= Activity =
Repeat the listing below in full, keeping each word as given.

= Information =
-=-=-=-=-
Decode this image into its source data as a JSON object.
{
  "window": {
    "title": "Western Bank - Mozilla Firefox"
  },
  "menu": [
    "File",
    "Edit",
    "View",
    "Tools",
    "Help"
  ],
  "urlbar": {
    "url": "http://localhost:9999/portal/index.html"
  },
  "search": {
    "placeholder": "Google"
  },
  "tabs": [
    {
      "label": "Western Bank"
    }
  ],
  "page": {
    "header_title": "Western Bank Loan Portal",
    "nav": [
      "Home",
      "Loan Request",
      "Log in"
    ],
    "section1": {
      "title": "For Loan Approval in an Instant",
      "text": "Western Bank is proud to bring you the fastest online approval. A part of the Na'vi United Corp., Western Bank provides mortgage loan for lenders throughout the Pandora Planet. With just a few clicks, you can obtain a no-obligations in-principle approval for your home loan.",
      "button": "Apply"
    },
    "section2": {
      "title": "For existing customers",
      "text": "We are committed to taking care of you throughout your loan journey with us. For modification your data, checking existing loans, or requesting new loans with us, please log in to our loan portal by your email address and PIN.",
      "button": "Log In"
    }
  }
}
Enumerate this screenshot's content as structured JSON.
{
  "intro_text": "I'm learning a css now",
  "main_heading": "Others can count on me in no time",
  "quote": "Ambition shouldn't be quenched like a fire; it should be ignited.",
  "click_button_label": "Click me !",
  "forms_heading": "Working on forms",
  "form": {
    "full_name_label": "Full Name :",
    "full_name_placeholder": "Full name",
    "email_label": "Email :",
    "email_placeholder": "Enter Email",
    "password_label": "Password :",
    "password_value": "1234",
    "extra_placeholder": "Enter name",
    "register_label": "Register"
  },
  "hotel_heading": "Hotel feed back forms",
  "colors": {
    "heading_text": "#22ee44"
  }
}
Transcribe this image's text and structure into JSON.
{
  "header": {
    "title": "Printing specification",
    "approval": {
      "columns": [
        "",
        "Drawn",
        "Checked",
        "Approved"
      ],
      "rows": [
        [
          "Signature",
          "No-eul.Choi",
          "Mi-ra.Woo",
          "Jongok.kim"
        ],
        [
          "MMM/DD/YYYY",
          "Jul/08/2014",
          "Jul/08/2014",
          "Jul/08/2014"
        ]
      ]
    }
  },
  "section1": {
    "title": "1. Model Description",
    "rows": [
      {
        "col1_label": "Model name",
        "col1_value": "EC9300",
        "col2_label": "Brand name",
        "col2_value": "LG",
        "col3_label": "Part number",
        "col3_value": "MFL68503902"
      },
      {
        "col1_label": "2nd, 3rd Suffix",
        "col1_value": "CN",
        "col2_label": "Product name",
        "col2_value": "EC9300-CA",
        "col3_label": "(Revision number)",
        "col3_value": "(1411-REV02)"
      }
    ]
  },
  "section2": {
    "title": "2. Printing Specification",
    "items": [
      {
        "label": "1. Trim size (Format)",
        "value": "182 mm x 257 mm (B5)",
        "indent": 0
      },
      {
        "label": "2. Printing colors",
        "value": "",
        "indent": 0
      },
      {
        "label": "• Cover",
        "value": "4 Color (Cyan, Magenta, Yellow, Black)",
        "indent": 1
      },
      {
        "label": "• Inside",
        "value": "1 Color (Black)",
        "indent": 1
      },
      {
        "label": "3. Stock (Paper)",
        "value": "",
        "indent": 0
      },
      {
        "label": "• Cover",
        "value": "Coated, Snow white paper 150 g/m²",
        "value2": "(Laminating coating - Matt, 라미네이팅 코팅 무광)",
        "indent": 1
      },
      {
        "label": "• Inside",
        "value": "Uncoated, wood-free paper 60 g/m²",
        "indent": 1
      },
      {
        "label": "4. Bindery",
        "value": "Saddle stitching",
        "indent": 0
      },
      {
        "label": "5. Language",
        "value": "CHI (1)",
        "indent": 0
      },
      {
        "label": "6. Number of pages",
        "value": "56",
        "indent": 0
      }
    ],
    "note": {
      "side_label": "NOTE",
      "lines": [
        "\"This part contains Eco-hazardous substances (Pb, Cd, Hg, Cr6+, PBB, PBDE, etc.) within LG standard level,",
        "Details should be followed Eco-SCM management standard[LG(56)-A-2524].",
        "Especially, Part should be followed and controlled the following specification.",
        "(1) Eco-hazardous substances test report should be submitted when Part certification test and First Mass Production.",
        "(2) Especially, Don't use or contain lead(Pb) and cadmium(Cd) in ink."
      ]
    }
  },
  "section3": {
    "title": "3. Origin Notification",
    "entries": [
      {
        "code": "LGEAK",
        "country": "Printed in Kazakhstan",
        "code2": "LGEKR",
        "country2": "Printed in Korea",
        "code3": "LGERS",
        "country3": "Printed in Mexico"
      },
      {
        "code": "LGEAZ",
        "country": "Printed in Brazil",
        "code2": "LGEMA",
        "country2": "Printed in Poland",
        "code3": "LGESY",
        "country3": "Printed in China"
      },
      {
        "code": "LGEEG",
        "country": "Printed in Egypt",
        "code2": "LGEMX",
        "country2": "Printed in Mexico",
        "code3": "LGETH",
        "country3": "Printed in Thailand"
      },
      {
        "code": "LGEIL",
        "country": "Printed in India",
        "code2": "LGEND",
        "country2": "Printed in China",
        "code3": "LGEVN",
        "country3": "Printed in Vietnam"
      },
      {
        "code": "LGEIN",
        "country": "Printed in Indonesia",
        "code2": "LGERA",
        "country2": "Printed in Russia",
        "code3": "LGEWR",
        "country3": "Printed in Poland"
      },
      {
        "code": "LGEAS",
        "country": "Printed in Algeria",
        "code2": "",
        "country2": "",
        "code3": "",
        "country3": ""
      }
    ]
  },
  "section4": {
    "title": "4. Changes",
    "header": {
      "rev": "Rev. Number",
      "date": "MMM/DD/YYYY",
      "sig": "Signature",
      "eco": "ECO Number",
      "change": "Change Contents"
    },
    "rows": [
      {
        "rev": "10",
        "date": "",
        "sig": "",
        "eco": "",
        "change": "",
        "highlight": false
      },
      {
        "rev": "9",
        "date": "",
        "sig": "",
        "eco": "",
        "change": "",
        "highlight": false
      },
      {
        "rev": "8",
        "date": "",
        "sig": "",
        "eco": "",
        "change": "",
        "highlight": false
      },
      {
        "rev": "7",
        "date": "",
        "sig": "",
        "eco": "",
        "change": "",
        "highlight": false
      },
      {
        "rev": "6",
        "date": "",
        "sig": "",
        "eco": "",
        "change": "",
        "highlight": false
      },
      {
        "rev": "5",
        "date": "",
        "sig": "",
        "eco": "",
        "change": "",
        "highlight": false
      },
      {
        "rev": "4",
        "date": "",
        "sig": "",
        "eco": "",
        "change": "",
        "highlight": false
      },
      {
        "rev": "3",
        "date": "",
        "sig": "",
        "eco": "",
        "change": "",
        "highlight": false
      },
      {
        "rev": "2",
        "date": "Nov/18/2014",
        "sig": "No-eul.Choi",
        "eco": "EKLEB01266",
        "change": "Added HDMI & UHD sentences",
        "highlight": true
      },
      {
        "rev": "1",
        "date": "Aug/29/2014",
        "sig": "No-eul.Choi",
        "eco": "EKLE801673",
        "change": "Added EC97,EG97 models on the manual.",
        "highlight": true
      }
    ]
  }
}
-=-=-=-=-
= Response =
Decode this image into its source data as a JSON object.
{
  "window": {
    "title": "Western Bank - Mozilla Firefox"
  },
  "menu": [
    "File",
    "Edit",
    "View",
    "Tools",
    "Help"
  ],
  "urlbar": {
    "url": "http://localhost:9999/portal/index.html"
  },
  "search": {
    "placeholder": "Google"
  },
  "tabs": [
    {
      "label": "Western Bank"
    }
  ],
  "page": {
    "header_title": "Western Bank Loan Portal",
    "nav": [
      "Home",
      "Loan Request",
      "Log in"
    ],
    "section1": {
      "title": "For Loan Approval in an Instant",
      "text": "Western Bank is proud to bring you the fastest online approval. A part of the Na'vi United Corp., Western Bank provides mortgage loan for lenders throughout the Pandora Planet. With just a few clicks, you can obtain a no-obligations in-principle approval for your home loan.",
      "button": "Apply"
    },
    "section2": {
      "title": "For existing customers",
      "text": "We are committed to taking care of you throughout your loan journey with us. For modification your data, checking existing loans, or requesting new loans with us, please log in to our loan portal by your email address and PIN.",
      "button": "Log In"
    }
  }
}
Enumerate this screenshot's content as structured JSON.
{
  "intro_text": "I'm learning a css now",
  "main_heading": "Others can count on me in no time",
  "quote": "Ambition shouldn't be quenched like a fire; it should be ignited.",
  "click_button_label": "Click me !",
  "forms_heading": "Working on forms",
  "form": {
    "full_name_label": "Full Name :",
    "full_name_placeholder": "Full name",
    "email_label": "Email :",
    "email_placeholder": "Enter Email",
    "password_label": "Password :",
    "password_value": "1234",
    "extra_placeholder": "Enter name",
    "register_label": "Register"
  },
  "hotel_heading": "Hotel feed back forms",
  "colors": {
    "heading_text": "#22ee44"
  }
}
Transcribe this image's text and structure into JSON.
{
  "header": {
    "title": "Printing specification",
    "approval": {
      "columns": [
        "",
        "Drawn",
        "Checked",
        "Approved"
      ],
      "rows": [
        [
          "Signature",
          "No-eul.Choi",
          "Mi-ra.Woo",
          "Jongok.kim"
        ],
        [
          "MMM/DD/YYYY",
          "Jul/08/2014",
          "Jul/08/2014",
          "Jul/08/2014"
        ]
      ]
    }
  },
  "section1": {
    "title": "1. Model Description",
    "rows": [
      {
        "col1_label": "Model name",
        "col1_value": "EC9300",
        "col2_label": "Brand name",
        "col2_value": "LG",
        "col3_label": "Part number",
        "col3_value": "MFL68503902"
      },
      {
        "col1_label": "2nd, 3rd Suffix",
        "col1_value": "CN",
        "col2_label": "Product name",
        "col2_value": "EC9300-CA",
        "col3_label": "(Revision number)",
        "col3_value": "(1411-REV02)"
      }
    ]
  },
  "section2": {
    "title": "2. Printing Specification",
    "items": [
      {
        "label": "1. Trim size (Format)",
        "value": "182 mm x 257 mm (B5)",
        "indent": 0
      },
      {
        "label": "2. Printing colors",
        "value": "",
        "indent": 0
      },
      {
        "label": "• Cover",
        "value": "4 Color (Cyan, Magenta, Yellow, Black)",
        "indent": 1
      },
      {
        "label": "• Inside",
        "value": "1 Color (Black)",
        "indent": 1
      },
      {
        "label": "3. Stock (Paper)",
        "value": "",
        "indent": 0
      },
      {
        "label": "• Cover",
        "value": "Coated, Snow white paper 150 g/m²",
        "value2": "(Laminating coating - Matt, 라미네이팅 코팅 무광)",
        "indent": 1
      },
      {
        "label": "• Inside",
        "value": "Uncoated, wood-free paper 60 g/m²",
        "indent": 1
      },
      {
        "label": "4. Bindery",
        "value": "Saddle stitching",
        "indent": 0
      },
      {
        "label": "5. Language",
        "value": "CHI (1)",
        "indent": 0
      },
      {
        "label": "6. Number of pages",
        "value": "56",
        "indent": 0
      }
    ],
    "note": {
      "side_label": "NOTE",
      "lines": [
        "\"This part contains Eco-hazardous substances (Pb, Cd, Hg, Cr6+, PBB, PBDE, etc.) within LG standard level,",
        "Details should be followed Eco-SCM management standard[LG(56)-A-2524].",
        "Especially, Part should be followed and controlled the following specification.",
        "(1) Eco-hazardous substances test report should be submitted when Part certification test and First Mass Production.",
        "(2) Especially, Don't use or contain lead(Pb) and cadmium(Cd) in ink."
      ]
    }
  },
  "section3": {
    "title": "3. Origin Notification",
    "entries": [
      {
        "code": "LGEAK",
        "country": "Printed in Kazakhstan",
        "code2": "LGEKR",
        "country2": "Printed in Korea",
        "code3": "LGERS",
        "country3": "Printed in Mexico"
      },
      {
        "code": "LGEAZ",
        "country": "Printed in Brazil",
        "code2": "LGEMA",
        "country2": "Printed in Poland",
        "code3": "LGESY",
        "country3": "Printed in China"
      },
      {
        "code": "LGEEG",
        "country": "Printed in Egypt",
        "code2": "LGEMX",
        "country2": "Printed in Mexico",
        "code3": "LGETH",
        "country3": "Printed in Thailand"
      },
      {
        "code": "LGEIL",
        "country": "Printed in India",
        "code2": "LGEND",
        "country2": "Printed in China",
        "code3": "LGEVN",
        "country3": "Printed in Vietnam"
      },
      {
        "code": "LGEIN",
        "country": "Printed in Indonesia",
        "code2": "LGERA",
        "country2": "Printed in Russia",
        "code3": "LGEWR",
        "country3": "Printed in Poland"
      },
      {
        "code": "LGEAS",
        "country": "Printed in Algeria",
        "code2": "",
        "country2": "",
        "code3": "",
        "country3": ""
      }
    ]
  },
  "section4": {
    "title": "4. Changes",
    "header": {
      "rev": "Rev. Number",
      "date": "MMM/DD/YYYY",
      "sig": "Signature",
      "eco": "ECO Number",
      "change": "Change Contents"
    },
    "rows": [
      {
        "rev": "10",
        "date": "",
        "sig": "",
        "eco": "",
        "change": "",
        "highlight": false
      },
      {
        "rev": "9",
        "date": "",
        "sig": "",
        "eco": "",
        "change": "",
        "highlight": false
      },
      {
        "rev": "8",
        "date": "",
        "sig": "",
        "eco": "",
        "change": "",
        "highlight": false
      },
      {
        "rev": "7",
        "date": "",
        "sig": "",
        "eco": "",
        "change": "",
        "highlight": false
      },
      {
        "rev": "6",
        "date": "",
        "sig": "",
        "eco": "",
        "change": "",
        "highlight": false
      },
      {
        "rev": "5",
        "date": "",
        "sig": "",
        "eco": "",
        "change": "",
        "highlight": false
      },
      {
        "rev": "4",
        "date": "",
        "sig": "",
        "eco": "",
        "change": "",
        "highlight": false
      },
      {
        "rev": "3",
        "date": "",
        "sig": "",
        "eco": "",
        "change": "",
        "highlight": false
      },
      {
        "rev": "2",
        "date": "Nov/18/2014",
        "sig": "No-eul.Choi",
        "eco": "EKLEB01266",
        "change": "Added HDMI & UHD sentences",
        "highlight": true
      },
      {
        "rev": "1",
        "date": "Aug/29/2014",
        "sig": "No-eul.Choi",
        "eco": "EKLE801673",
        "change": "Added EC97,EG97 models on the manual.",
        "highlight": true
      }
    ]
  }
}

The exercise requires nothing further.